Lyman Trumbull served as a state legislator, Secretary of State and Illinois Supreme Court justice before edging out Abraham Lincoln for a seat in the U.S. Senate in 1855. His three terms in the Senate included a stint as chairman of the Judiciary Committee. Senator Trumbull returned to Illinois and took up his law practice before his death in 1896.

As the years went by and more Illinoisans achieved greatness, a second set of statues began to appear around the second floor of the rotunda. On either side of the grand staircase a viewer will see statues of two Illinoisans who need no introduction: Abraham Lincoln on the left and Stephen Douglas on the right. Both statues were designed by sculptor Leonard Volk and were placed in the Capitol in 1877, right around the time the legislature moved into the building.

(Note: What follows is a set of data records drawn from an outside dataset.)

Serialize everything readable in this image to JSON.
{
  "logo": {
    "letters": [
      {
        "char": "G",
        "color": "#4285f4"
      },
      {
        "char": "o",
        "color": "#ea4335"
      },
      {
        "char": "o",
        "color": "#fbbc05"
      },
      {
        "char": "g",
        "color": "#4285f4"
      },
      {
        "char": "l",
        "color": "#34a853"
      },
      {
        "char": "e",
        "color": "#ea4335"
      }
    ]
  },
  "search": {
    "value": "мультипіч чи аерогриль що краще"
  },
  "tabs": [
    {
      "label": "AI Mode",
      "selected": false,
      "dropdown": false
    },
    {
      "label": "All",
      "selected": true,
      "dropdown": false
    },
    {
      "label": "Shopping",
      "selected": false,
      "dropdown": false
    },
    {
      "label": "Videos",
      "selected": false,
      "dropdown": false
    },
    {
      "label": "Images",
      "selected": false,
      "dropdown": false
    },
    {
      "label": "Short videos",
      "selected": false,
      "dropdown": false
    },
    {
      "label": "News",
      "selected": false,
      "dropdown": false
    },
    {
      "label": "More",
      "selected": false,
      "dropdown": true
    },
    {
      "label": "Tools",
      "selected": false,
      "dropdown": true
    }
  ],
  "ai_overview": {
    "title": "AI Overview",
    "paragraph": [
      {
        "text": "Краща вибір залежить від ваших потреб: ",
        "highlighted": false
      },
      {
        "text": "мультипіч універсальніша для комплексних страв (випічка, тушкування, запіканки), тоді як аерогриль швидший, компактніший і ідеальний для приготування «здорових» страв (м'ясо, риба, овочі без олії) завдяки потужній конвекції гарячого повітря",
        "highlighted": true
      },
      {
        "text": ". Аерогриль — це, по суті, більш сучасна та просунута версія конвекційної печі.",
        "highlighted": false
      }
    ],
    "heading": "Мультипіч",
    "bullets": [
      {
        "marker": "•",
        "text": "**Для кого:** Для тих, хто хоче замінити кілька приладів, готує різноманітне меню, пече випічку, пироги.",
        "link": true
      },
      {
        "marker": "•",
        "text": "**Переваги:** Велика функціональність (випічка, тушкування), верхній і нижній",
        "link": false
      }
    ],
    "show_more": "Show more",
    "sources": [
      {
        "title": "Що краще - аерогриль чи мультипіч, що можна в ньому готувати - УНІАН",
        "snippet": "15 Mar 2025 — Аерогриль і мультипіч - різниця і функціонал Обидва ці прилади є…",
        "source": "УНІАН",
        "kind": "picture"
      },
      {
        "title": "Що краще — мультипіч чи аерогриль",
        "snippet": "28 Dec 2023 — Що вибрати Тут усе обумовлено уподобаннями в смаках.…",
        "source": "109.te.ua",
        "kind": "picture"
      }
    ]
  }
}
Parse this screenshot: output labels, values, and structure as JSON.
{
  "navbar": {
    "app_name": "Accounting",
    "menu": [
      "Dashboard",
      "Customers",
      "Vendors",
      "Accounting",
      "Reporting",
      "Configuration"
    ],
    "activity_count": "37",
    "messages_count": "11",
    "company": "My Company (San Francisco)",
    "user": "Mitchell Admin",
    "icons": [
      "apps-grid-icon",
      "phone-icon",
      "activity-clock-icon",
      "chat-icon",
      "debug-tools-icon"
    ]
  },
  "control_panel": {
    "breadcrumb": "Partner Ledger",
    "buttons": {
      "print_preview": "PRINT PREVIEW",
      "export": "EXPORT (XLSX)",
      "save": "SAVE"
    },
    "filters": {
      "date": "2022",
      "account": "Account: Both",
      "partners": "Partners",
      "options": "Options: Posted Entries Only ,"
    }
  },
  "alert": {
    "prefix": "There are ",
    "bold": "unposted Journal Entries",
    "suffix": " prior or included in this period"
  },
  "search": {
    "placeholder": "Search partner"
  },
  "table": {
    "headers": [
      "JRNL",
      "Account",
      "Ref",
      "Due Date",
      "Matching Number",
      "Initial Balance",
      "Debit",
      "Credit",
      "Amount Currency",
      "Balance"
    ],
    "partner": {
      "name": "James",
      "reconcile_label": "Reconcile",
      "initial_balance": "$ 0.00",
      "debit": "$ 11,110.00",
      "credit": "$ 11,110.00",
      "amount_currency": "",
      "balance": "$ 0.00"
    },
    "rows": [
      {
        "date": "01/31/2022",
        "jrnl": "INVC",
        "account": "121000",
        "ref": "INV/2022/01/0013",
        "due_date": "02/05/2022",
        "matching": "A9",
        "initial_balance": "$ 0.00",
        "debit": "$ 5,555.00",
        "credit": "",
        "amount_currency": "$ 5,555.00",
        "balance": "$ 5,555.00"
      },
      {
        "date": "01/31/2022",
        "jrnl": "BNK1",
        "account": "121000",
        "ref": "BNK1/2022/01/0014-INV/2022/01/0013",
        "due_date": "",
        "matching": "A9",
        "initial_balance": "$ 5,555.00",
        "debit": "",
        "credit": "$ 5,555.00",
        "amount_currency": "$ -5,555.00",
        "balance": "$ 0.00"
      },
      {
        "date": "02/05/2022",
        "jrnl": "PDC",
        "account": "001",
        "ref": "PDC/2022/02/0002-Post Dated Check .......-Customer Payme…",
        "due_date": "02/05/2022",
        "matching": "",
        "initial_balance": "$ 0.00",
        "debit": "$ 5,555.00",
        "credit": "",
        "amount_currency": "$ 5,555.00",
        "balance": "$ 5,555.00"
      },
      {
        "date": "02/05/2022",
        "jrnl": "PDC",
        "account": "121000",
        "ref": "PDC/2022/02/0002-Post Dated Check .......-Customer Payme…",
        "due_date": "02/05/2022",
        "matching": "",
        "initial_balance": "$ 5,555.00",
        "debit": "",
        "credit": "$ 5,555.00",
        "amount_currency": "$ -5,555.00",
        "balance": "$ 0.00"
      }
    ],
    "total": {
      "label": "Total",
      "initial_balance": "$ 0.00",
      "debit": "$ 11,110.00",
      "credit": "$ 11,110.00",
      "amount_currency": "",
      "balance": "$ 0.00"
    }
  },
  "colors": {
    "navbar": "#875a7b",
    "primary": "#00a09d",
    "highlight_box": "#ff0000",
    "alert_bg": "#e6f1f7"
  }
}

Adelbert Roberts
Continuing to the right is the statue of Senator Adelbert Roberts of Chicago, Illinois’ first African-
American state senator. Sen. Roberts was first elected to the Illinois House in 1918 and then moved to the Senate in 1924 after being appointed to an unexpired term. In 1926 he became the first African-American elected to that body. An accomplished attorney, Roberts chaired the Senate’s Criminal Procedures Committee. He was re-elected in 1930 and in his final term he fought to outlaw discrimination on state public works contracts. Sen. Roberts died in 1937. His statue was placed in the rotunda in 1984.

Next to Senator Roberts is Senator Richard J. Barr. A former mayor of Joliet, Barr was elected to the Illinois Senate in 1902, and he held his seat there until his death in 1951. When he died, he was the Dean of the Senate, the body’s longest serving member. The Illinois Blue Book for 1949-50 contains this note in his biography, “He is understood to have served consecutively as a State Senator for a longer period than any other legislator in the world.” Barr’s colleagues honored his lengthy service by placing his statue in the Capitol shortly after his death in 1953.

On Senator Barr’s left is a statue of Richard J. Daley. Best known for his tenure as Mayor of Chicago, Daley also served as a member of the Illinois House of Representatives and Senate for ten years in the 1930s and 1940s. Daley rose to become the Senate Minority Leader before he was chosen by Governor Adlai Stevenson as Director of the Department of Finance. Daley also served as the Cook County Clerk before his tenure as Mayor began in 1955. He held that office until his death in 1976. His statue has stood in the rotunda since 1981.

Lottie Holman O'neill
Placed in 1976, the next statue on our tour honors the first woman elected to the Illinois General Assembly: Lottie Holman O’Neill of Downers Grove. Representative O’Neill was first elected in 1922, just two years after the ratification of the 19thAmendment to the U.S. Constitution, which extended suffrage to women. She went on to serve for 38 years in the House and Senate. O’Neill led the effort to enact legislation allowing women to serve on juries in Illinois, and was a staunch opponent of higher taxes and increased spending. By the end of her tenure she was known as the “conscience of the Senate.” She retired from the General Assembly in 1963 and died in 1967.

Speaker of the House David Shanahan of Chicago was honored with a rotunda statue in 1939. Shanahan served in the House for 42 years, including six terms as Speaker. He helped Governor Frank Lowden pass legislation which created the Bureau of the Budget and the Civil Administrative Code, reforms to state government which are still in effect today. It was Shanahan’s death in 1936 and the resulting vacancy which opened the door for Richard J. Daley to step in and join the legislature.

The eighth and final statue to be found in the 2nd floor rotunda is Governor John Wood of Quincy, which was placed in 1891. The 12th Governor, Wood served only for a few months, filling out the term of Governor William Bissell who died in office in 1860. Wood was very generous with his space as Governor: he allowed the Bissell family to remain in the Executive Mansion until the end of his term, and he allowed Abraham Lincoln to use his office in the Capitol for his run for the Presidency that year. Having worked to modernize the state militia as Governor, Wood remained in state service after his term was up, accepting a post as quartermaster in charge of supplying Illinois soldiers in the Civil War.